Records for the task START

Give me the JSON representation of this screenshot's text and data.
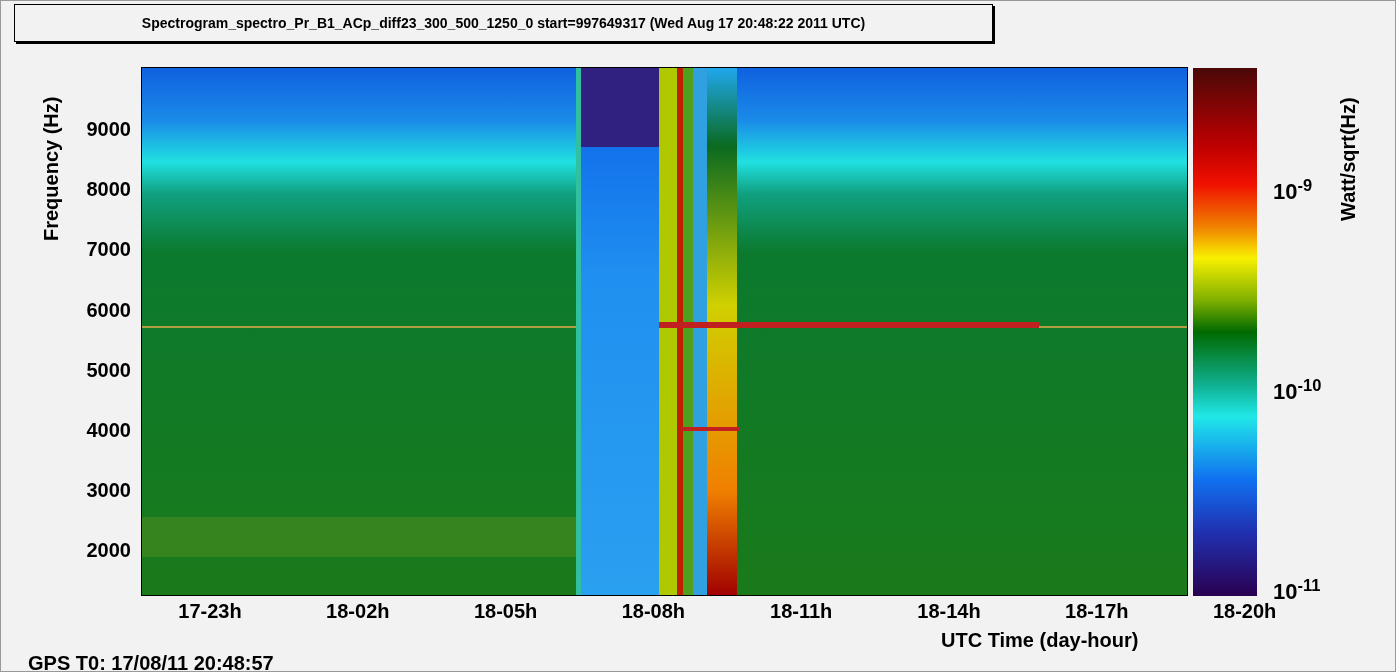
{
  "title": "Spectrogram_spectro_Pr_B1_ACp_diff23_300_500_1250_0 start=997649317 (Wed Aug 17 20:48:22 2011 UTC)",
  "y_axis": {
    "label": "Frequency (Hz)",
    "ticks": [
      "9000",
      "8000",
      "7000",
      "6000",
      "5000",
      "4000",
      "3000",
      "2000"
    ]
  },
  "x_axis": {
    "label": "UTC Time (day-hour)",
    "ticks": [
      "17-23h",
      "18-02h",
      "18-05h",
      "18-08h",
      "18-11h",
      "18-14h",
      "18-17h",
      "18-20h"
    ]
  },
  "colorbar": {
    "label": "Watt/sqrt(Hz)",
    "ticks": [
      "10$^{-9}$",
      "10$^{-10}$",
      "10$^{-11}$"
    ]
  },
  "footer": "GPS T0: 17/08/11 20:48:57"
}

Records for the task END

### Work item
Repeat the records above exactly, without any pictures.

### Output for this exercise
Give me the JSON representation of this screenshot's text and data.
{
  "title": "Spectrogram_spectro_Pr_B1_ACp_diff23_300_500_1250_0 start=997649317 (Wed Aug 17 20:48:22 2011 UTC)",
  "y_axis": {
    "label": "Frequency (Hz)",
    "ticks": [
      "9000",
      "8000",
      "7000",
      "6000",
      "5000",
      "4000",
      "3000",
      "2000"
    ]
  },
  "x_axis": {
    "label": "UTC Time (day-hour)",
    "ticks": [
      "17-23h",
      "18-02h",
      "18-05h",
      "18-08h",
      "18-11h",
      "18-14h",
      "18-17h",
      "18-20h"
    ]
  },
  "colorbar": {
    "label": "Watt/sqrt(Hz)",
    "ticks": [
      "10$^{-9}$",
      "10$^{-10}$",
      "10$^{-11}$"
    ]
  },
  "footer": "GPS T0: 17/08/11 20:48:57"
}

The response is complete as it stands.